* EXERCISE: The lines of the records that include "services" should all be copied.
(SUPPLIED RECORDS)
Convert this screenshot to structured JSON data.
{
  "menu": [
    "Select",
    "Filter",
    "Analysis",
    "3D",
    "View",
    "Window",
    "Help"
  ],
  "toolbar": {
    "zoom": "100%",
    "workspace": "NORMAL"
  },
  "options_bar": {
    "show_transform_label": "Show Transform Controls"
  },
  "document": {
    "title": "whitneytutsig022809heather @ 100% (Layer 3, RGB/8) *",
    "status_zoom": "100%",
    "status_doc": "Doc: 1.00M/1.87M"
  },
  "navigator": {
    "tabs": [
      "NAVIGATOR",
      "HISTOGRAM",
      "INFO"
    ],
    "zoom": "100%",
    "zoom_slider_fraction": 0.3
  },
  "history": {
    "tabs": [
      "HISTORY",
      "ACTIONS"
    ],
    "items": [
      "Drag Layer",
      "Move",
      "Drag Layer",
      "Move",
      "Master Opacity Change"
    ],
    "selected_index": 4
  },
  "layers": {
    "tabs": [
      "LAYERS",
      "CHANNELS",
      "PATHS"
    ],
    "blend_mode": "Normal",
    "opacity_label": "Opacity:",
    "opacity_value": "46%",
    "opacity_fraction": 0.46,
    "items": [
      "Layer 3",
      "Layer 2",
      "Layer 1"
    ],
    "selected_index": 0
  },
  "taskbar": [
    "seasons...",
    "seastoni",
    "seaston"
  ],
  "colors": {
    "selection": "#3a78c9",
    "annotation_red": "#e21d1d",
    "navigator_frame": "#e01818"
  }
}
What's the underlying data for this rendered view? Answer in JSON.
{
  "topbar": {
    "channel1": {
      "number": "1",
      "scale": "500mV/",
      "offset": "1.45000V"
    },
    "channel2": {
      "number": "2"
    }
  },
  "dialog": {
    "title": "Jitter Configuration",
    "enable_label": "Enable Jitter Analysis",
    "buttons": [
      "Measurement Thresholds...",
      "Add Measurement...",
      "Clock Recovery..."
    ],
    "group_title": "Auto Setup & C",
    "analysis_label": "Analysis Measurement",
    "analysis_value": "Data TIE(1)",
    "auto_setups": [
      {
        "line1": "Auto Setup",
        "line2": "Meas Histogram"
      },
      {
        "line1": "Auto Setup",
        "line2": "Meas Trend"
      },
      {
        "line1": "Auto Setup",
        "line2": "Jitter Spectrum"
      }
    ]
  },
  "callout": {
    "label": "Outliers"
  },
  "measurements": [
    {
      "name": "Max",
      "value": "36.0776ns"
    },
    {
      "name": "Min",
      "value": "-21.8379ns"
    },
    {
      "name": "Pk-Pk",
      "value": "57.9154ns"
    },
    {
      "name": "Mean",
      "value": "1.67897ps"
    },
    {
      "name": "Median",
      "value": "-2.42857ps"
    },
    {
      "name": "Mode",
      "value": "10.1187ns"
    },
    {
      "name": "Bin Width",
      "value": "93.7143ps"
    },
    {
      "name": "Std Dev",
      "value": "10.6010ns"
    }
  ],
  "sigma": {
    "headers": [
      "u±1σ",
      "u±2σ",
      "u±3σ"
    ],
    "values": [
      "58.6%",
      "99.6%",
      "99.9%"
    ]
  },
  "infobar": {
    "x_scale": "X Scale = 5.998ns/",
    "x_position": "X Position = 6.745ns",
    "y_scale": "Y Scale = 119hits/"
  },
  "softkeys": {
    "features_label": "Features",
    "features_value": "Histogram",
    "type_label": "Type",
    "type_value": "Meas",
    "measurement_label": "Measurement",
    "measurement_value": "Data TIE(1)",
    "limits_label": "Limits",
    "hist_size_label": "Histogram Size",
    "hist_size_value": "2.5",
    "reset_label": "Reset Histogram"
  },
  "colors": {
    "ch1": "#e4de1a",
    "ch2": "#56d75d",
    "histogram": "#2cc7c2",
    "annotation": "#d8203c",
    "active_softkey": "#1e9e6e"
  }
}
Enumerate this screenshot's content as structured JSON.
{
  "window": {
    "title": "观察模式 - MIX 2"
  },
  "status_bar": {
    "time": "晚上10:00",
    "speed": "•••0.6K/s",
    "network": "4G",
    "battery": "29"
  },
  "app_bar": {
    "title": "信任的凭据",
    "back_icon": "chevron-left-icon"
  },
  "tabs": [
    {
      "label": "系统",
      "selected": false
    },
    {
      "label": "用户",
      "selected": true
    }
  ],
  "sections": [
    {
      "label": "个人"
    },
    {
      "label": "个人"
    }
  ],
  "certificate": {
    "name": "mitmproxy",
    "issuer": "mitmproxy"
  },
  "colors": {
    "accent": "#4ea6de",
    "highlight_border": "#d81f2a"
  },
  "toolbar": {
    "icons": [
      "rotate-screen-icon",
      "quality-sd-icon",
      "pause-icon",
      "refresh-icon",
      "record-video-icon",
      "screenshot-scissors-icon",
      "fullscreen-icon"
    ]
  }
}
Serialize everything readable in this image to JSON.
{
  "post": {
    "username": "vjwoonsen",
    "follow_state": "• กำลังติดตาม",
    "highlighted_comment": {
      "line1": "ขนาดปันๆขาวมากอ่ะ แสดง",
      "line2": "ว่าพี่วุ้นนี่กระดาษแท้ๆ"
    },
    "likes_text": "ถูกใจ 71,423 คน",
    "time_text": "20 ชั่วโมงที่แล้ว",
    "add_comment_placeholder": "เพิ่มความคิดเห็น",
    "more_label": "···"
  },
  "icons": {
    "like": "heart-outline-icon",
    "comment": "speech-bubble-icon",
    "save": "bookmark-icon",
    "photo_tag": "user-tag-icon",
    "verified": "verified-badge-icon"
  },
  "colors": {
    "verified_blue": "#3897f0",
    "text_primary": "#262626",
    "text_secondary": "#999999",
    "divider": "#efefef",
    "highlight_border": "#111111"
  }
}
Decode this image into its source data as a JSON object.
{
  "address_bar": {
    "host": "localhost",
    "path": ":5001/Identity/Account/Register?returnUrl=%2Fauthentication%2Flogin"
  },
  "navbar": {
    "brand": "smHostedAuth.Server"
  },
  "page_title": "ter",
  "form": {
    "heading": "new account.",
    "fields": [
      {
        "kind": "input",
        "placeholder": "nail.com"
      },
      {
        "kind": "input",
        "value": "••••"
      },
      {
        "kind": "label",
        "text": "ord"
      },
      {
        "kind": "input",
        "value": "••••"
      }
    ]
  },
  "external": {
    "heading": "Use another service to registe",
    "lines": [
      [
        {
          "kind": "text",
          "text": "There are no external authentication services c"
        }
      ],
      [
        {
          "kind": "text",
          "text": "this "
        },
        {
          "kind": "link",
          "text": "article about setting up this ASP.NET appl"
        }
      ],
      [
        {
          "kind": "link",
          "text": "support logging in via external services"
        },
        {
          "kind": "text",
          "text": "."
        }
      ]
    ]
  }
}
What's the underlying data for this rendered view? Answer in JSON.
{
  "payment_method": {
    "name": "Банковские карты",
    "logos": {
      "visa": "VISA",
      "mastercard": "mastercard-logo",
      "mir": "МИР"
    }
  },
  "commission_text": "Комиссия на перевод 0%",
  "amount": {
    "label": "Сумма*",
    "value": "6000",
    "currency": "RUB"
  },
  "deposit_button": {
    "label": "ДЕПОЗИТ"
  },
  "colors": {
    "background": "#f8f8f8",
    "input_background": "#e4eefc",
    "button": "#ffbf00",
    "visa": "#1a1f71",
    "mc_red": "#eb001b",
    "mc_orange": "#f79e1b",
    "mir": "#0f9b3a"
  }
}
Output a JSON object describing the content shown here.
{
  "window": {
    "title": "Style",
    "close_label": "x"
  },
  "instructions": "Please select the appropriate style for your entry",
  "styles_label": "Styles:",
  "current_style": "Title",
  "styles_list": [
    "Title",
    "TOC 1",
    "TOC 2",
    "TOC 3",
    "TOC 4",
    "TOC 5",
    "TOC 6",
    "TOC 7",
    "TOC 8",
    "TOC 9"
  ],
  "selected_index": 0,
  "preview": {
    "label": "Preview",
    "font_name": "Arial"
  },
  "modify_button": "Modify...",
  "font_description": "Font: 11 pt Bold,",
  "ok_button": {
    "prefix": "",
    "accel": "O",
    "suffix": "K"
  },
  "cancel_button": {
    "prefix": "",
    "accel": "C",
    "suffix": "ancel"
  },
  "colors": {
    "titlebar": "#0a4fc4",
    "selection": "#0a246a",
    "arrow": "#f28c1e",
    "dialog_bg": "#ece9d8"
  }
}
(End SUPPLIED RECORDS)
* REPLY:
          "text": "There are no external authentication services c"
          "text": "support logging in via external services"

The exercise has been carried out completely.